§ Work required:
From the entries below, copy each line in which the word "text" occurs.

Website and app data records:
▬▬▬▬▬▬
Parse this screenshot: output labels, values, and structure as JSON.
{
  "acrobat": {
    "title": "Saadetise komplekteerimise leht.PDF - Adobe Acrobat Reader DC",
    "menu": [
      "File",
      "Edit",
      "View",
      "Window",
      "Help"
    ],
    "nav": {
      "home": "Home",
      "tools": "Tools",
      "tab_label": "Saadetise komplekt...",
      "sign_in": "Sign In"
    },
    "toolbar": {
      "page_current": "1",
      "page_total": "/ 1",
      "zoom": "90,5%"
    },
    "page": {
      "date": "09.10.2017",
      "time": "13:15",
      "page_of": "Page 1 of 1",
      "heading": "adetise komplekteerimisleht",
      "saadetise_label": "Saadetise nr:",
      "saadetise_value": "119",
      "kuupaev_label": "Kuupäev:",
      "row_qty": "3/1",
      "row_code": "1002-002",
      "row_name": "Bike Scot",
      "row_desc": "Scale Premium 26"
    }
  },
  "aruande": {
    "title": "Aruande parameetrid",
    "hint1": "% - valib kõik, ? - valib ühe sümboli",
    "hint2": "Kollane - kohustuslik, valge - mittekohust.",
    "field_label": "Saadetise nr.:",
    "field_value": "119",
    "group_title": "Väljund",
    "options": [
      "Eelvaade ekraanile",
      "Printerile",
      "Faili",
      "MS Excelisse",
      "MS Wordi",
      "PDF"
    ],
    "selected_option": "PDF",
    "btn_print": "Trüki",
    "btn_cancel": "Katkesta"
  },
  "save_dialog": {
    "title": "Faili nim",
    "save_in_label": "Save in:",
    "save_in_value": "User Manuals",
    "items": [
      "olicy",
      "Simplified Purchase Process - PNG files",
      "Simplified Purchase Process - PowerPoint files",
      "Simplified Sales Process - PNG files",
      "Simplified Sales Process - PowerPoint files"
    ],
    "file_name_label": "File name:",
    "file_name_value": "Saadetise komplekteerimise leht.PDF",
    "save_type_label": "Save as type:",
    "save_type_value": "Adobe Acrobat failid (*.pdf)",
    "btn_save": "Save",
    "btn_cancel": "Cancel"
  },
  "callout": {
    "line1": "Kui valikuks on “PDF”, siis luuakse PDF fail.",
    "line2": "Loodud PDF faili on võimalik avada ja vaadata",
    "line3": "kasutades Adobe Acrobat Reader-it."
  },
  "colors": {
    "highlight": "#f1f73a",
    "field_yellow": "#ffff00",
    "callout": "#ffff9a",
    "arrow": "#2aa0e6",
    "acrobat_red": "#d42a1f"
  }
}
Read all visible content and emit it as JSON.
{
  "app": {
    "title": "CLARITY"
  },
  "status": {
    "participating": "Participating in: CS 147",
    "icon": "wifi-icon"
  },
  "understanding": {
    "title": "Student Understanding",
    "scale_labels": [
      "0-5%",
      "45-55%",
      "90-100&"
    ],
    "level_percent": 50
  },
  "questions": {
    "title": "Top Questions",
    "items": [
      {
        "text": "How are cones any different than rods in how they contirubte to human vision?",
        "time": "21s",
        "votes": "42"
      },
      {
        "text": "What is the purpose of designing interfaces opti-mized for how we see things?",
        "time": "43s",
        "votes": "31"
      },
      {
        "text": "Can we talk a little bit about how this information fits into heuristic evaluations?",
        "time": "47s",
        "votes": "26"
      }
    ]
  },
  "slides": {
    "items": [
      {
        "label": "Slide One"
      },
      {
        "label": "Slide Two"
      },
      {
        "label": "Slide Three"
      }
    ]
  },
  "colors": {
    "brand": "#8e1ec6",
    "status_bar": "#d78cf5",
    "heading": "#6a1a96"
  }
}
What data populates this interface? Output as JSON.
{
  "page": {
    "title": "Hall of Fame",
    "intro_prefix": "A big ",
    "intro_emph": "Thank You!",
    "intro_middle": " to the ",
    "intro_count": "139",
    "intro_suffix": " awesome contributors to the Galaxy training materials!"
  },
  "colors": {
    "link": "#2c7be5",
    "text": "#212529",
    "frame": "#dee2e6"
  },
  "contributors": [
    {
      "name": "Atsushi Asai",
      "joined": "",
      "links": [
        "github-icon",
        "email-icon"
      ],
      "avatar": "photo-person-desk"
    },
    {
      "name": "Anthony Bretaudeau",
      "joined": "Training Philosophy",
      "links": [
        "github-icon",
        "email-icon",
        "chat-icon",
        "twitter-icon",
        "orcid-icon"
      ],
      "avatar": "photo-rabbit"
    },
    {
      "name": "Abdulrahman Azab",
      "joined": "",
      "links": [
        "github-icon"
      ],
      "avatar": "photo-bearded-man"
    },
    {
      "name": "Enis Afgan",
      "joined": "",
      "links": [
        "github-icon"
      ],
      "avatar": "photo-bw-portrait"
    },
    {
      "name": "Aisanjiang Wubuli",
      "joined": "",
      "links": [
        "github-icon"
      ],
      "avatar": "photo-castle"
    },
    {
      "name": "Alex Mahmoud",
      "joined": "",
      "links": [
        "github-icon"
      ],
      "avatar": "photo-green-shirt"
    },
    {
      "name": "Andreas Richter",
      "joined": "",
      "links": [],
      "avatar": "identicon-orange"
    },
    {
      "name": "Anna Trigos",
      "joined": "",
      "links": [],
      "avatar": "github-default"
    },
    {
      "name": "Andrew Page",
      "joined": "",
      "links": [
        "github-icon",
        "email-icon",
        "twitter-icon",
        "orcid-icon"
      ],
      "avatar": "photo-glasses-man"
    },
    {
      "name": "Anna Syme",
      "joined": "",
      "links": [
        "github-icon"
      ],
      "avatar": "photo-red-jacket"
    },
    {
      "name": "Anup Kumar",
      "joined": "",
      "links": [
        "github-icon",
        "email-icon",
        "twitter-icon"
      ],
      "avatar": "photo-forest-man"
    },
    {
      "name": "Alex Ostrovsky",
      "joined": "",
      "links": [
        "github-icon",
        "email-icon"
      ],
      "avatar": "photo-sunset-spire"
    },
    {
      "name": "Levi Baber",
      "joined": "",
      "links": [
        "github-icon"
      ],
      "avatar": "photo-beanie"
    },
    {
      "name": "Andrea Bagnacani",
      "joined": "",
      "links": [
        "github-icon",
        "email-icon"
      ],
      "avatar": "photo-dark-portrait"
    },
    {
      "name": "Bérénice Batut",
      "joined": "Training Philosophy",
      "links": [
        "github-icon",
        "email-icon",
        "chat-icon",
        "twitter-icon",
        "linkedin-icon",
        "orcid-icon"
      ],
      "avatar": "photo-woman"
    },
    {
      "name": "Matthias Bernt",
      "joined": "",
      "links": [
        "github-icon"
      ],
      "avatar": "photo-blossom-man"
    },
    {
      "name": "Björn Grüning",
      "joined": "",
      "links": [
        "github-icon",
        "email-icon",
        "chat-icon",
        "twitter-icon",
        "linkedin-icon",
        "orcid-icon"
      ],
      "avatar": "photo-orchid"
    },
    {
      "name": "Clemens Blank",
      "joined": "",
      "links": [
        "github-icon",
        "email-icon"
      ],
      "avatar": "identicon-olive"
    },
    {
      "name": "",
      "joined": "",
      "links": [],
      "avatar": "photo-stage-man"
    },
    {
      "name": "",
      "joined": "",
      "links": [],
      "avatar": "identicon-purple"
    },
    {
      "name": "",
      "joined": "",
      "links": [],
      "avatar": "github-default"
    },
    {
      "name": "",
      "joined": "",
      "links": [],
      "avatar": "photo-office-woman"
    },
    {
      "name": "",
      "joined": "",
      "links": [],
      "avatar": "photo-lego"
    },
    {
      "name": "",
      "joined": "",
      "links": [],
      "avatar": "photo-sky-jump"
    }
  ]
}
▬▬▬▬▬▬
§ Answer box:
        "text": "How are cones any different than rods in how they contirubte to human vision?",
        "text": "What is the purpose of designing interfaces opti-mized for how we see things?",
        "text": "Can we talk a little bit about how this information fits into heuristic evaluations?",
    "text": "#212529",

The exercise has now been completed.